Data about app and page elements
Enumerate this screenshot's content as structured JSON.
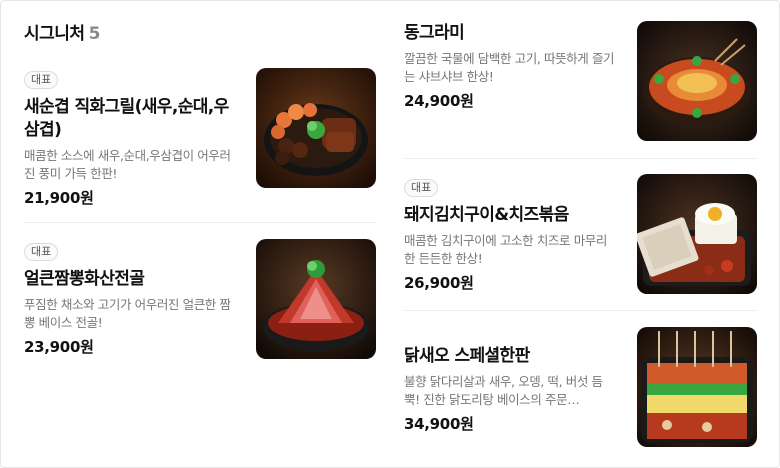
{
  "section": {
    "title": "시그니처",
    "count": "5"
  },
  "menu": [
    {
      "badge": "대표",
      "name": "새순겹 직화그릴(새우,순대,우삼겹)",
      "desc": "매콤한 소스에 새우,순대,우삼겹이 어우러진 풍미 가득 한판!",
      "price": "21,900원",
      "image": "grilled-shrimp-sundae-platter"
    },
    {
      "badge": "대표",
      "name": "얼큰짬뽕화산전골",
      "desc": "푸짐한 채소와 고기가 어우러진 얼큰한 짬뽕 베이스 전골!",
      "price": "23,900원",
      "image": "volcano-jjamppong-hotpot"
    },
    {
      "badge": "",
      "name": "동그라미",
      "desc": "깔끔한 국물에 담백한 고기, 따뜻하게 즐기는 샤브샤브 한상!",
      "price": "24,900원",
      "image": "shabu-shabu-round-pot"
    },
    {
      "badge": "대표",
      "name": "돼지김치구이&치즈볶음",
      "desc": "매콤한 김치구이에 고소한 치즈로 마무리한 든든한 한상!",
      "price": "26,900원",
      "image": "pork-kimchi-cheese-egg"
    },
    {
      "badge": "",
      "name": "닭새오 스페셜한판",
      "desc": "불향 닭다리살과 새우, 오뎅, 떡, 버섯 듬뿍! 진한 닭도리탕 베이스의 주문…",
      "price": "34,900원",
      "image": "chicken-shrimp-skewer-platter"
    }
  ]
}
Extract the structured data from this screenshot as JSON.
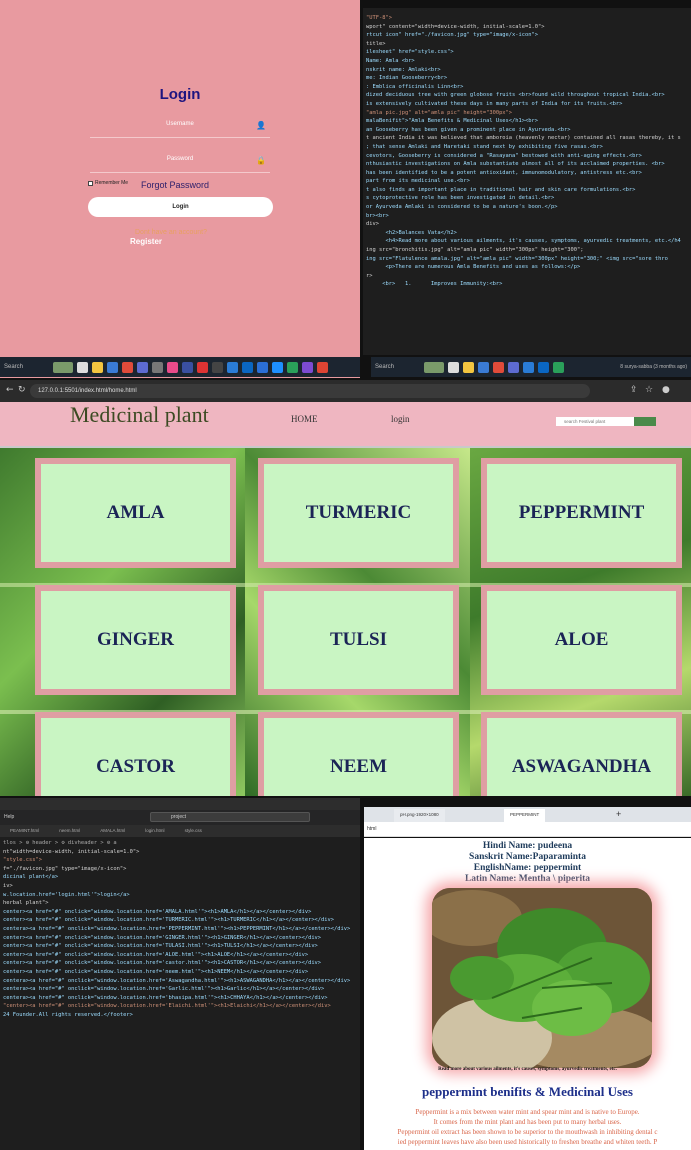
{
  "login": {
    "title": "Login",
    "username_placeholder": "Username",
    "password_placeholder": "Password",
    "remember_label": "Remember Me",
    "forgot_label": "Forgot Password",
    "button_label": "Login",
    "no_account_text": "Dont have an account?",
    "register_label": "Register"
  },
  "taskbar_left": {
    "search_label": "Search"
  },
  "taskbar_right": {
    "search_label": "Search",
    "status_text": "8 surya-sabba (3 months ago)"
  },
  "code_top_right": [
    "\"UTF-8\">",
    "wport\" content=\"width=device-width, initial-scale=1.0\">",
    "rtcut icon\" href=\"./favicon.jpg\" type=\"image/x-icon\">",
    "title>",
    "ilesheet\" href=\"style.css\">",
    "",
    "",
    "Name: Amla <br>",
    "nskrit name: Amlaki<br>",
    "me: Indian Gooseberry<br>",
    ": Emblica officinalis Linn<br>",
    "dized deciduous tree with green globose fruits <br>found wild throughout tropical India.<br>",
    "is extensively cultivated these days in many parts of India for its fruits.<br>",
    "",
    "",
    "\"amla pic.jpg\" alt=\"amla pic\" height=\"300px\">",
    "",
    "",
    "malaBenifit\">\"Amla Benefits & Medicinal Uses</h1><br>",
    "an Gooseberry has been given a prominent place in Ayurveda.<br>",
    "t ancient India it was believed that amboroia (heavenly nectar) contained all rasas thereby, it s",
    "; that sense Amlaki and Haretaki stand next by exhibiting five rasas.<br>",
    "cevotors, Gooseberry is considered a \"Rasayana\" bestowed with anti-aging effects.<br>",
    "nthusiastic investigations on Amla substantiate almost all of its acclaimed properties. <br>",
    "has been identified to be a potent antioxidant, immunomodulatory, antistress etc.<br>",
    "part from its medicinal use.<br>",
    "t also finds an important place in traditional hair and skin care formulations.<br>",
    "s cytoprotective role has been investigated in detail.<br>",
    "or Ayurveda Amlaki is considered to be a nature's boon.</p>",
    "br><br>",
    "div>",
    "      <h2>Balances Vata</h2>",
    "      <h4>Read more about various ailments, it's causes, symptoms, ayurvedic treatments, etc.</h4",
    "ing src=\"bronchitis.jpg\" alt=\"amla pic\" width=\"300px\" height=\"300\";",
    "ing src=\"Flatulence amala.jpg\" alt=\"amla pic\" width=\"300px\" height=\"300;\" <img src=\"sore thro",
    "",
    "      <p>There are numerous Amla Benefits and uses as follows:</p>",
    "r>",
    "",
    "     <br>   1.      Improves Immunity:<br>"
  ],
  "browser": {
    "url": "127.0.0.1:5501/index.html/home.html"
  },
  "site": {
    "title": "Medicinal plant",
    "nav_home": "HOME",
    "nav_login": "login",
    "search_placeholder": "search Festival plant"
  },
  "plants": [
    "AMLA",
    "TURMERIC",
    "PEPPERMINT",
    "GINGER",
    "TULSI",
    "ALOE",
    "CASTOR",
    "NEEM",
    "ASWAGANDHA"
  ],
  "vscode": {
    "menu_help": "Help",
    "search_text": "project",
    "tabs": [
      "PEAMINT.html",
      "neem.html",
      "AMALA.html",
      "login.html",
      "style.css"
    ],
    "breadcrumb": "tlos > ⚙ header > ⚙ divheader > ⚙ a"
  },
  "code_bottom_left": [
    "",
    "",
    "",
    "",
    "nt\"width=device-width, initial-scale=1.0\">",
    "",
    "\"style.css\">",
    "f=\"./favicon.jpg\" type=\"image/x-icon\">",
    "",
    "",
    "",
    "",
    "dicinal plant</a>",
    "iv>",
    "w.location.href='login.html'\">login</a>",
    "",
    "",
    "herbal plant\">",
    "",
    "",
    "",
    "",
    "",
    "center><a href=\"#\" onclick=\"window.location.href='AMALA.html'\"><h1>AMLA</h1></a></center></div>",
    "center><a href=\"#\" onclick=\"window.location.href='TURMERIC.html'\"><h1>TURMERIC</h1></a></center></div>",
    "centera><a href=\"#\" onclick=\"window.location.href='PEPPERMINT.html'\"><h1>PEPPERMINT</h1></a></center></div>",
    "center><a href=\"#\" onclick=\"window.location.href='GINGER.html'\"><h1>GINGER</h1></a></center></div>",
    "center><a href=\"#\" onclick=\"window.location.href='TULASI.html'\"><h1>TULSI</h1></a></center></div>",
    "center><a href=\"#\" onclick=\"window.location.href='ALOE.html'\"><h1>ALOE</h1></a></center></div>",
    "center><a href=\"#\" onclick=\"window.location.href='castor.html'\"><h1>CASTOR</h1></a></center></div>",
    "center><a href=\"#\" onclick=\"window.location.href='neem.html'\"><h1>NEEM</h1></a></center></div>",
    "centera><a href=\"#\" onclick=\"window.location.href='Aswagandha.html'\"><h1>ASWAGANDHA</h1></a></center></div>",
    "centera><a href=\"#\" onclick=\"window.location.href='Garlic.html'\"><h1>Garlic</h1></a></center></div>",
    "centera><a href=\"#\" onclick=\"window.location.href='bhasipa.html'\"><h1>CHHAYA</h1></a></center></div>",
    "\"center><a href=\"#\" onclick=\"window.location.href='Elaichi.html'\"><h1>Elaichi</h1></a></center></div>",
    "",
    "",
    "24 Founder.All rights reserved.</footer>"
  ],
  "peppermint": {
    "tab1": "pH.png-1920×1080",
    "tab2": "PEPPERMINT",
    "addr": "html",
    "hindi": "Hindi Name: pudeena",
    "sanskrit": "Sanskrit Name:Paparaminta",
    "english": "EnglishName: peppermint",
    "latin": "Latin Name: Mentha \\ piperita",
    "caption": "Read more about various ailments, it's causes, symptoms, ayurvedic treatments, etc.",
    "heading": "peppermint benifits & Medicinal Uses",
    "paragraphs": [
      "Peppermint is a mix between water mint and spear mint and is native to Europe.",
      "It comes from the mint plant and has been put to many herbal uses.",
      "Peppermint oil extract has been shown to be superior to the mouthwash in inhibiting dental c",
      "ied peppermint leaves have also been used historically to freshen breathe and whiten teeth. P"
    ]
  }
}
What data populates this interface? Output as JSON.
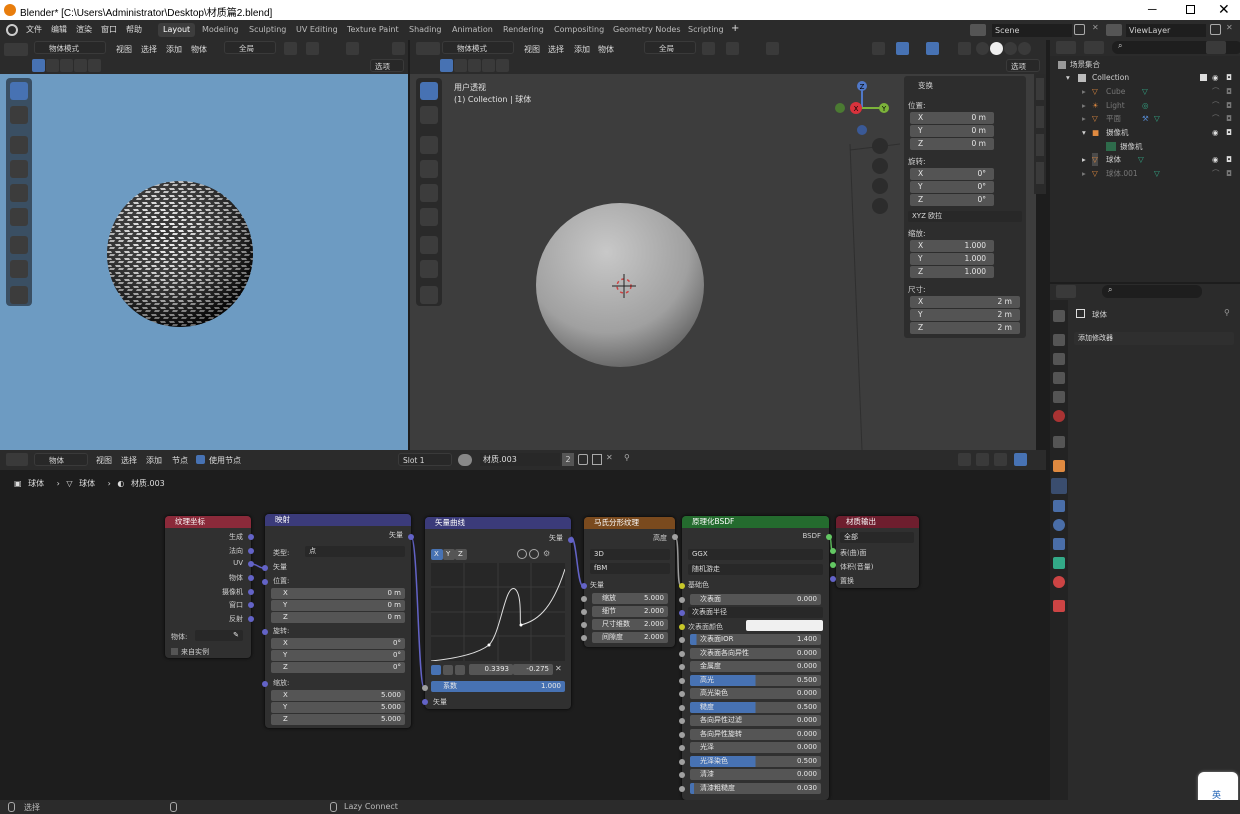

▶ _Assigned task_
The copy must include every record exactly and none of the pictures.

▶ _Written reply_
Enumerate this screenshot's content as structured JSON.
{
  "section": {
    "title": "시그니처",
    "count": "5"
  },
  "menu": [
    {
      "badge": "대표",
      "name": "새순겹 직화그릴(새우,순대,우삼겹)",
      "desc": "매콤한 소스에 새우,순대,우삼겹이 어우러진 풍미 가득 한판!",
      "price": "21,900원",
      "image": "grilled-shrimp-sundae-platter"
    },
    {
      "badge": "대표",
      "name": "얼큰짬뽕화산전골",
      "desc": "푸짐한 채소와 고기가 어우러진 얼큰한 짬뽕 베이스 전골!",
      "price": "23,900원",
      "image": "volcano-jjamppong-hotpot"
    },
    {
      "badge": "",
      "name": "동그라미",
      "desc": "깔끔한 국물에 담백한 고기, 따뜻하게 즐기는 샤브샤브 한상!",
      "price": "24,900원",
      "image": "shabu-shabu-round-pot"
    },
    {
      "badge": "대표",
      "name": "돼지김치구이&치즈볶음",
      "desc": "매콤한 김치구이에 고소한 치즈로 마무리한 든든한 한상!",
      "price": "26,900원",
      "image": "pork-kimchi-cheese-egg"
    },
    {
      "badge": "",
      "name": "닭새오 스페셜한판",
      "desc": "불향 닭다리살과 새우, 오뎅, 떡, 버섯 듬뿍! 진한 닭도리탕 베이스의 주문…",
      "price": "34,900원",
      "image": "chicken-shrimp-skewer-platter"
    }
  ]
}
Extract the structured data from this screenshot as JSON.
{
  "login": {
    "title": "Login",
    "username_placeholder": "Username",
    "password_placeholder": "Password",
    "remember_label": "Remember Me",
    "forgot_label": "Forgot Password",
    "button_label": "Login",
    "no_account_text": "Dont have an account?",
    "register_label": "Register"
  },
  "taskbar_left": {
    "search_label": "Search"
  },
  "taskbar_right": {
    "search_label": "Search",
    "status_text": "8 surya-sabba (3 months ago)"
  },
  "code_top_right": [
    "\"UTF-8\">",
    "wport\" content=\"width=device-width, initial-scale=1.0\">",
    "rtcut icon\" href=\"./favicon.jpg\" type=\"image/x-icon\">",
    "title>",
    "ilesheet\" href=\"style.css\">",
    "",
    "",
    "Name: Amla <br>",
    "nskrit name: Amlaki<br>",
    "me: Indian Gooseberry<br>",
    ": Emblica officinalis Linn<br>",
    "dized deciduous tree with green globose fruits <br>found wild throughout tropical India.<br>",
    "is extensively cultivated these days in many parts of India for its fruits.<br>",
    "",
    "",
    "\"amla pic.jpg\" alt=\"amla pic\" height=\"300px\">",
    "",
    "",
    "malaBenifit\">\"Amla Benefits & Medicinal Uses</h1><br>",
    "an Gooseberry has been given a prominent place in Ayurveda.<br>",
    "t ancient India it was believed that amboroia (heavenly nectar) contained all rasas thereby, it s",
    "; that sense Amlaki and Haretaki stand next by exhibiting five rasas.<br>",
    "cevotors, Gooseberry is considered a \"Rasayana\" bestowed with anti-aging effects.<br>",
    "nthusiastic investigations on Amla substantiate almost all of its acclaimed properties. <br>",
    "has been identified to be a potent antioxidant, immunomodulatory, antistress etc.<br>",
    "part from its medicinal use.<br>",
    "t also finds an important place in traditional hair and skin care formulations.<br>",
    "s cytoprotective role has been investigated in detail.<br>",
    "or Ayurveda Amlaki is considered to be a nature's boon.</p>",
    "br><br>",
    "div>",
    "      <h2>Balances Vata</h2>",
    "      <h4>Read more about various ailments, it's causes, symptoms, ayurvedic treatments, etc.</h4",
    "ing src=\"bronchitis.jpg\" alt=\"amla pic\" width=\"300px\" height=\"300\";",
    "ing src=\"Flatulence amala.jpg\" alt=\"amla pic\" width=\"300px\" height=\"300;\" <img src=\"sore thro",
    "",
    "      <p>There are numerous Amla Benefits and uses as follows:</p>",
    "r>",
    "",
    "     <br>   1.      Improves Immunity:<br>"
  ],
  "browser": {
    "url": "127.0.0.1:5501/index.html/home.html"
  },
  "site": {
    "title": "Medicinal plant",
    "nav_home": "HOME",
    "nav_login": "login",
    "search_placeholder": "search Festival plant"
  },
  "plants": [
    "AMLA",
    "TURMERIC",
    "PEPPERMINT",
    "GINGER",
    "TULSI",
    "ALOE",
    "CASTOR",
    "NEEM",
    "ASWAGANDHA"
  ],
  "vscode": {
    "menu_help": "Help",
    "search_text": "project",
    "tabs": [
      "PEAMINT.html",
      "neem.html",
      "AMALA.html",
      "login.html",
      "style.css"
    ],
    "breadcrumb": "tlos > ⚙ header > ⚙ divheader > ⚙ a"
  },
  "code_bottom_left": [
    "",
    "",
    "",
    "",
    "nt\"width=device-width, initial-scale=1.0\">",
    "",
    "\"style.css\">",
    "f=\"./favicon.jpg\" type=\"image/x-icon\">",
    "",
    "",
    "",
    "",
    "dicinal plant</a>",
    "iv>",
    "w.location.href='login.html'\">login</a>",
    "",
    "",
    "herbal plant\">",
    "",
    "",
    "",
    "",
    "",
    "center><a href=\"#\" onclick=\"window.location.href='AMALA.html'\"><h1>AMLA</h1></a></center></div>",
    "center><a href=\"#\" onclick=\"window.location.href='TURMERIC.html'\"><h1>TURMERIC</h1></a></center></div>",
    "centera><a href=\"#\" onclick=\"window.location.href='PEPPERMINT.html'\"><h1>PEPPERMINT</h1></a></center></div>",
    "center><a href=\"#\" onclick=\"window.location.href='GINGER.html'\"><h1>GINGER</h1></a></center></div>",
    "center><a href=\"#\" onclick=\"window.location.href='TULASI.html'\"><h1>TULSI</h1></a></center></div>",
    "center><a href=\"#\" onclick=\"window.location.href='ALOE.html'\"><h1>ALOE</h1></a></center></div>",
    "center><a href=\"#\" onclick=\"window.location.href='castor.html'\"><h1>CASTOR</h1></a></center></div>",
    "center><a href=\"#\" onclick=\"window.location.href='neem.html'\"><h1>NEEM</h1></a></center></div>",
    "centera><a href=\"#\" onclick=\"window.location.href='Aswagandha.html'\"><h1>ASWAGANDHA</h1></a></center></div>",
    "centera><a href=\"#\" onclick=\"window.location.href='Garlic.html'\"><h1>Garlic</h1></a></center></div>",
    "centera><a href=\"#\" onclick=\"window.location.href='bhasipa.html'\"><h1>CHHAYA</h1></a></center></div>",
    "\"center><a href=\"#\" onclick=\"window.location.href='Elaichi.html'\"><h1>Elaichi</h1></a></center></div>",
    "",
    "",
    "24 Founder.All rights reserved.</footer>"
  ],
  "peppermint": {
    "tab1": "pH.png-1920×1080",
    "tab2": "PEPPERMINT",
    "addr": "html",
    "hindi": "Hindi Name: pudeena",
    "sanskrit": "Sanskrit Name:Paparaminta",
    "english": "EnglishName: peppermint",
    "latin": "Latin Name: Mentha \\ piperita",
    "caption": "Read more about various ailments, it's causes, symptoms, ayurvedic treatments, etc.",
    "heading": "peppermint benifits & Medicinal Uses",
    "paragraphs": [
      "Peppermint is a mix between water mint and spear mint and is native to Europe.",
      "It comes from the mint plant and has been put to many herbal uses.",
      "Peppermint oil extract has been shown to be superior to the mouthwash in inhibiting dental c",
      "ied peppermint leaves have also been used historically to freshen breathe and whiten teeth. P"
    ]
  }
}
What data populates this interface? Output as JSON.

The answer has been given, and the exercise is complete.